=== Source data ===

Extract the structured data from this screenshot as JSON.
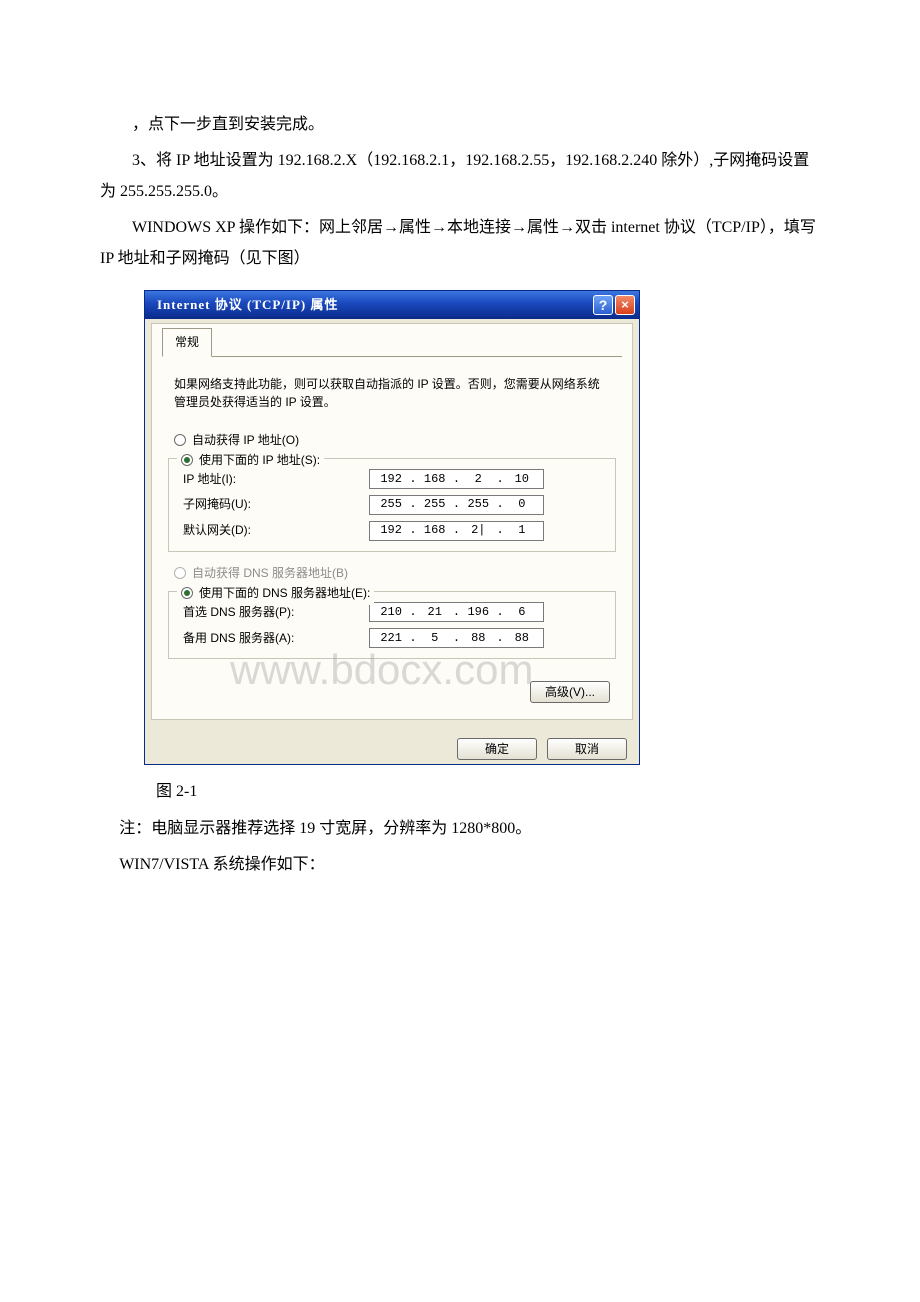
{
  "doc": {
    "p1": "，点下一步直到安装完成。",
    "p2": "3、将 IP 地址设置为 192.168.2.X（192.168.2.1，192.168.2.55，192.168.2.240 除外）,子网掩码设置为 255.255.255.0。",
    "p3": "WINDOWS XP 操作如下：网上邻居→属性→本地连接→属性→双击 internet 协议（TCP/IP），填写 IP 地址和子网掩码（见下图）",
    "caption": "图 2-1",
    "p4": "注：电脑显示器推荐选择 19 寸宽屏，分辨率为 1280*800。",
    "p5": "WIN7/VISTA 系统操作如下："
  },
  "dialog": {
    "title": "Internet 协议 (TCP/IP) 属性",
    "help": "?",
    "close": "×",
    "tab": "常规",
    "desc": "如果网络支持此功能，则可以获取自动指派的 IP 设置。否则，您需要从网络系统管理员处获得适当的 IP 设置。",
    "r1": "自动获得 IP 地址(O)",
    "r2": "使用下面的 IP 地址(S):",
    "ip_label": "IP 地址(I):",
    "mask_label": "子网掩码(U):",
    "gw_label": "默认网关(D):",
    "ip": [
      "192",
      "168",
      "2",
      "10"
    ],
    "mask": [
      "255",
      "255",
      "255",
      "0"
    ],
    "gw": [
      "192",
      "168",
      "2|",
      "1"
    ],
    "r3": "自动获得 DNS 服务器地址(B)",
    "r4": "使用下面的 DNS 服务器地址(E):",
    "dns1_label": "首选 DNS 服务器(P):",
    "dns2_label": "备用 DNS 服务器(A):",
    "dns1": [
      "210",
      "21",
      "196",
      "6"
    ],
    "dns2": [
      "221",
      "5",
      "88",
      "88"
    ],
    "advanced": "高级(V)...",
    "ok": "确定",
    "cancel": "取消"
  },
  "watermark": "www.bdocx.com"
}
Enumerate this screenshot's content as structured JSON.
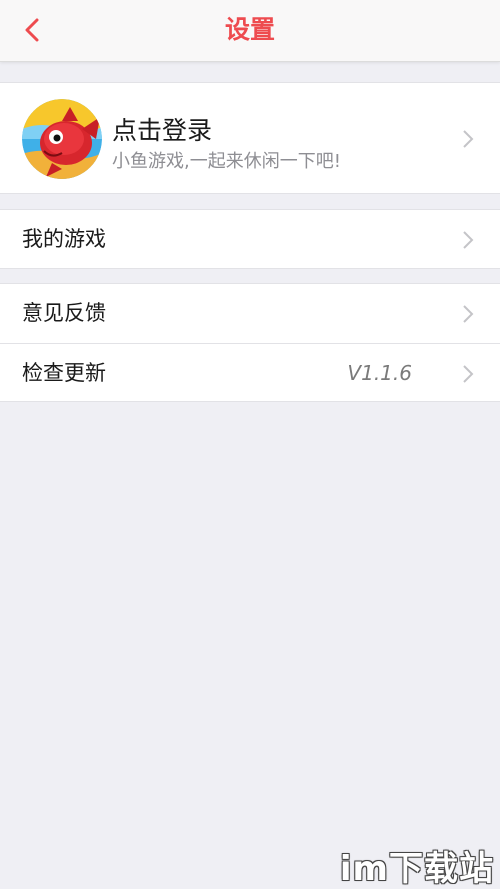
{
  "navbar": {
    "title": "设置",
    "back_icon": "chevron-left-icon",
    "accent_color": "#ee4b4f"
  },
  "profile": {
    "title": "点击登录",
    "subtitle": "小鱼游戏,一起来休闲一下吧!",
    "avatar_icon": "red-fish-avatar"
  },
  "menu": {
    "my_games": {
      "label": "我的游戏"
    },
    "feedback": {
      "label": "意见反馈"
    },
    "check_update": {
      "label": "检查更新",
      "value": "V1.1.6"
    }
  },
  "watermark": {
    "text": "im下载站"
  }
}
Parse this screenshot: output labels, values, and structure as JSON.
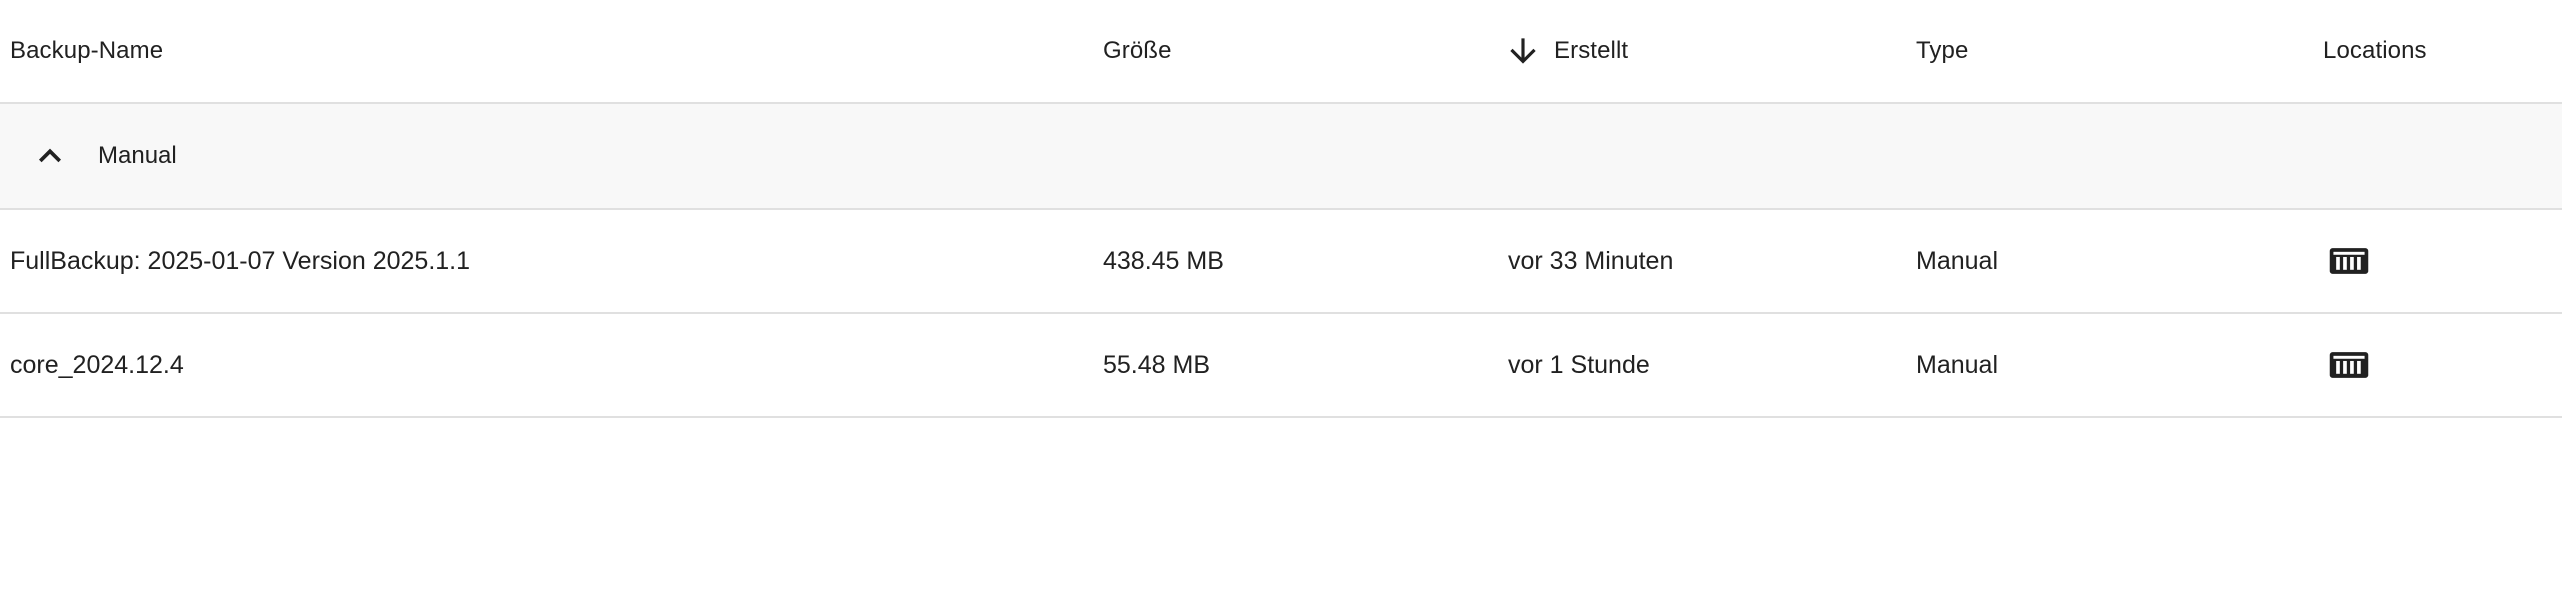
{
  "table": {
    "columns": {
      "name": "Backup-Name",
      "size": "Größe",
      "created": "Erstellt",
      "type": "Type",
      "locations": "Locations"
    },
    "sort": {
      "column": "created",
      "direction": "descending",
      "icon": "arrow-down-icon"
    },
    "group": {
      "label": "Manual",
      "expanded": true,
      "toggle_icon": "chevron-up-icon"
    },
    "rows": [
      {
        "name": "FullBackup: 2025-01-07 Version 2025.1.1",
        "size": "438.45 MB",
        "created": "vor 33 Minuten",
        "type": "Manual",
        "location_icon": "nas-storage-icon"
      },
      {
        "name": "core_2024.12.4",
        "size": "55.48 MB",
        "created": "vor 1 Stunde",
        "type": "Manual",
        "location_icon": "nas-storage-icon"
      }
    ]
  }
}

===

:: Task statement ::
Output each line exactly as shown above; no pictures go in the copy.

:: Reply ::
Extract the structured data from this screenshot as JSON.
{
  "doc": {
    "p1": "，点下一步直到安装完成。",
    "p2": "3、将 IP 地址设置为 192.168.2.X（192.168.2.1，192.168.2.55，192.168.2.240 除外）,子网掩码设置为 255.255.255.0。",
    "p3": "WINDOWS XP 操作如下：网上邻居→属性→本地连接→属性→双击 internet 协议（TCP/IP），填写 IP 地址和子网掩码（见下图）",
    "caption": "图 2-1",
    "p4": "注：电脑显示器推荐选择 19 寸宽屏，分辨率为 1280*800。",
    "p5": "WIN7/VISTA 系统操作如下："
  },
  "dialog": {
    "title": "Internet 协议 (TCP/IP) 属性",
    "help": "?",
    "close": "×",
    "tab": "常规",
    "desc": "如果网络支持此功能，则可以获取自动指派的 IP 设置。否则，您需要从网络系统管理员处获得适当的 IP 设置。",
    "r1": "自动获得 IP 地址(O)",
    "r2": "使用下面的 IP 地址(S):",
    "ip_label": "IP 地址(I):",
    "mask_label": "子网掩码(U):",
    "gw_label": "默认网关(D):",
    "ip": [
      "192",
      "168",
      "2",
      "10"
    ],
    "mask": [
      "255",
      "255",
      "255",
      "0"
    ],
    "gw": [
      "192",
      "168",
      "2|",
      "1"
    ],
    "r3": "自动获得 DNS 服务器地址(B)",
    "r4": "使用下面的 DNS 服务器地址(E):",
    "dns1_label": "首选 DNS 服务器(P):",
    "dns2_label": "备用 DNS 服务器(A):",
    "dns1": [
      "210",
      "21",
      "196",
      "6"
    ],
    "dns2": [
      "221",
      "5",
      "88",
      "88"
    ],
    "advanced": "高级(V)...",
    "ok": "确定",
    "cancel": "取消"
  },
  "watermark": "www.bdocx.com"
}
Enumerate this screenshot's content as structured JSON.
{
  "navbar": {
    "title": "设置",
    "back_icon": "chevron-left-icon",
    "accent_color": "#ee4b4f"
  },
  "profile": {
    "title": "点击登录",
    "subtitle": "小鱼游戏,一起来休闲一下吧!",
    "avatar_icon": "red-fish-avatar"
  },
  "menu": {
    "my_games": {
      "label": "我的游戏"
    },
    "feedback": {
      "label": "意见反馈"
    },
    "check_update": {
      "label": "检查更新",
      "value": "V1.1.6"
    }
  },
  "watermark": {
    "text": "im下载站"
  }
}
Parse this screenshot: output labels, values, and structure as JSON.
{
  "table": {
    "columns": {
      "name": "Backup-Name",
      "size": "Größe",
      "created": "Erstellt",
      "type": "Type",
      "locations": "Locations"
    },
    "sort": {
      "column": "created",
      "direction": "descending",
      "icon": "arrow-down-icon"
    },
    "group": {
      "label": "Manual",
      "expanded": true,
      "toggle_icon": "chevron-up-icon"
    },
    "rows": [
      {
        "name": "FullBackup: 2025-01-07 Version 2025.1.1",
        "size": "438.45 MB",
        "created": "vor 33 Minuten",
        "type": "Manual",
        "location_icon": "nas-storage-icon"
      },
      {
        "name": "core_2024.12.4",
        "size": "55.48 MB",
        "created": "vor 1 Stunde",
        "type": "Manual",
        "location_icon": "nas-storage-icon"
      }
    ]
  }
}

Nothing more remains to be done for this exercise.